They forgot to be the light to the world, they forgot who they were in God and what He did for them. Therefore, God asked these Prophets to live it out, preach it out and be the illustrated the example to show Israel Who is God and how God would retaliate using the same behaviors against them as they used to God and others. Also, in the midst of chastisement, is hope; the basic theme is loving mercy. Even in Israel's extreme disobedience, God remains hopeful and still operates to His problem children in Love! God rejects the people for their sins and remains hopeful (this type of hope does not negate God's sovereignty) they will come back to Him. He even states that they will come back to Him (Rom. 13:8-10; Rev. 14:6-13; Hos. 4: 1-19).
Key Takeaway: Without faith we are nothing. Habakkuk is the nuts and bolts of where, in one sentence, faith sums up the Gospel of Romans, the life of Paul--that a faith lived out is not to be a theory, but that the Gospel is the power of God unto salvation that has transformed us, and shows the only way of justification! Paul was totally surrendered and poured out to God with gratitude and indebtedness that infused and permeated all that he was and did. Our faith and trust in Christ must infuse us also so that all we do is a reflection of Christ working in us! If not, all we have is a religion and a philosophy--not righteousness and impacting faith. As Christians, we are to live out our faith with passion and conviction, not being ashamed of who we are in Christ (Rom. 1:16-17).
Zephaniah and Habakkuk also show us that we are to stand firm in our faith and do the mission Christ has called, even if no none else does.
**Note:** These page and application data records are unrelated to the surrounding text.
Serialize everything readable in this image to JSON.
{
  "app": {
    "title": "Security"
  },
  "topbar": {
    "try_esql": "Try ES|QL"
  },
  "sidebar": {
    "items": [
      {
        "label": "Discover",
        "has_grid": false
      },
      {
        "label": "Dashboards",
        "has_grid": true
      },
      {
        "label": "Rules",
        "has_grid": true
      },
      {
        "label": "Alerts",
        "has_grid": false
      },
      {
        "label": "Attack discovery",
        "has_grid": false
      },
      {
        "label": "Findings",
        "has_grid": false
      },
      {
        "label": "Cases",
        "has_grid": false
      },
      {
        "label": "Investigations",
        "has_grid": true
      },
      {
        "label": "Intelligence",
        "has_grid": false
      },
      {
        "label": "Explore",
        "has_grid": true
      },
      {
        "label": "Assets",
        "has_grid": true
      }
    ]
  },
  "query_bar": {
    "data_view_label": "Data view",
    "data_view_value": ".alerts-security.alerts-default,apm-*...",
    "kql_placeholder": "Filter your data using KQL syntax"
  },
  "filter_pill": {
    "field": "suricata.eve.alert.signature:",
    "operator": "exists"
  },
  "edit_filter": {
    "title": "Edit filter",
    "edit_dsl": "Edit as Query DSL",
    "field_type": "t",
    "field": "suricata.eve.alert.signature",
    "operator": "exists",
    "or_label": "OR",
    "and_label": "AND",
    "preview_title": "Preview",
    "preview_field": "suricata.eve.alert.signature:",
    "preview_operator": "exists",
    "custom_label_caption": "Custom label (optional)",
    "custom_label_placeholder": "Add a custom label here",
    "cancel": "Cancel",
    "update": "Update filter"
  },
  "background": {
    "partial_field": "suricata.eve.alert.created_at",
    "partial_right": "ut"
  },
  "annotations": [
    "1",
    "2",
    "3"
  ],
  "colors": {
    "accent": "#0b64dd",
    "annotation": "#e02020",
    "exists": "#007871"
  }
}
There will be times when you will go through stress and confusion in your Christian walk; you will get pushed back. You may not see a way to get yourself out of it, and you may even feel hopeless. You need to realize that God is in control, and this confusion is temporary. He may be taking you through this journey so your eyes can be more on Him and less on yourself.
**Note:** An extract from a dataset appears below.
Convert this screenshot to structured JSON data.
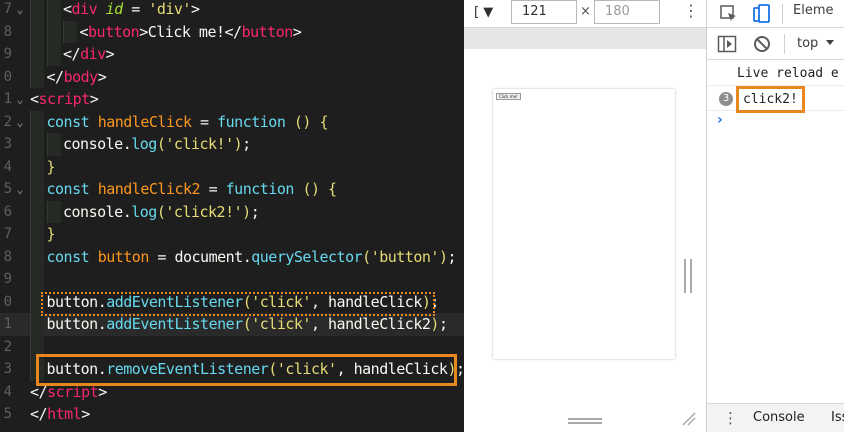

The foreshadow of Jesus Christ? Paul uses Habakkuk 2:4, 14 for the foundation to Romans that showcases the reason and purpose of faith. If you accepted Christ, then you will live it out--a surrendered trust in Christ that creates a living faith (the same faith that caused Martin Luther to examine his faith and ignited the Reformation (Rom. 1:16-17; Gal 3:10-11). Zephaniah points to how Jesus protects us from God's just wrath and that Christ will be the ultimate King (Zep. 3:15-17; Col. 3:3-4).
Questions to Ponder
- If you could have a direct a dialogue with God, what would you say?
- How does Habakkuk model what you think and feel at times?
- Have you ever felt frustrated that God seems slow in answering your prayers and dealing with people suffering.
- Have you ever been warned of a disastrous end if you did not do something? Were you resistant?
- Why was God seemingly allowing evil to go unpunished?
- What can you do to make sure your Faith is real? What would invoke a response from within you?
- How do you feel that God promises are not always when and what you may have hoped for?
- What gets in your way to learn to trust in God with worship, praise and contentment?
- What do you need to do to have more confidence in God's plan even when you do not understand it?
- If you feel your prayers don't seem to be heard or responded to, what should you do?
- We will all experience crises of faith at some point. So, what do you need to do to prepare your mind, will, and faith to expect and accept whatever comes, then turn it into a learning and faith-building experience?
- What should we do during times when we do not understand God's timing or plan?
© 2014 R. J. Krejcir, Ph.D. Into Thy Word Ministries www.intothyword.org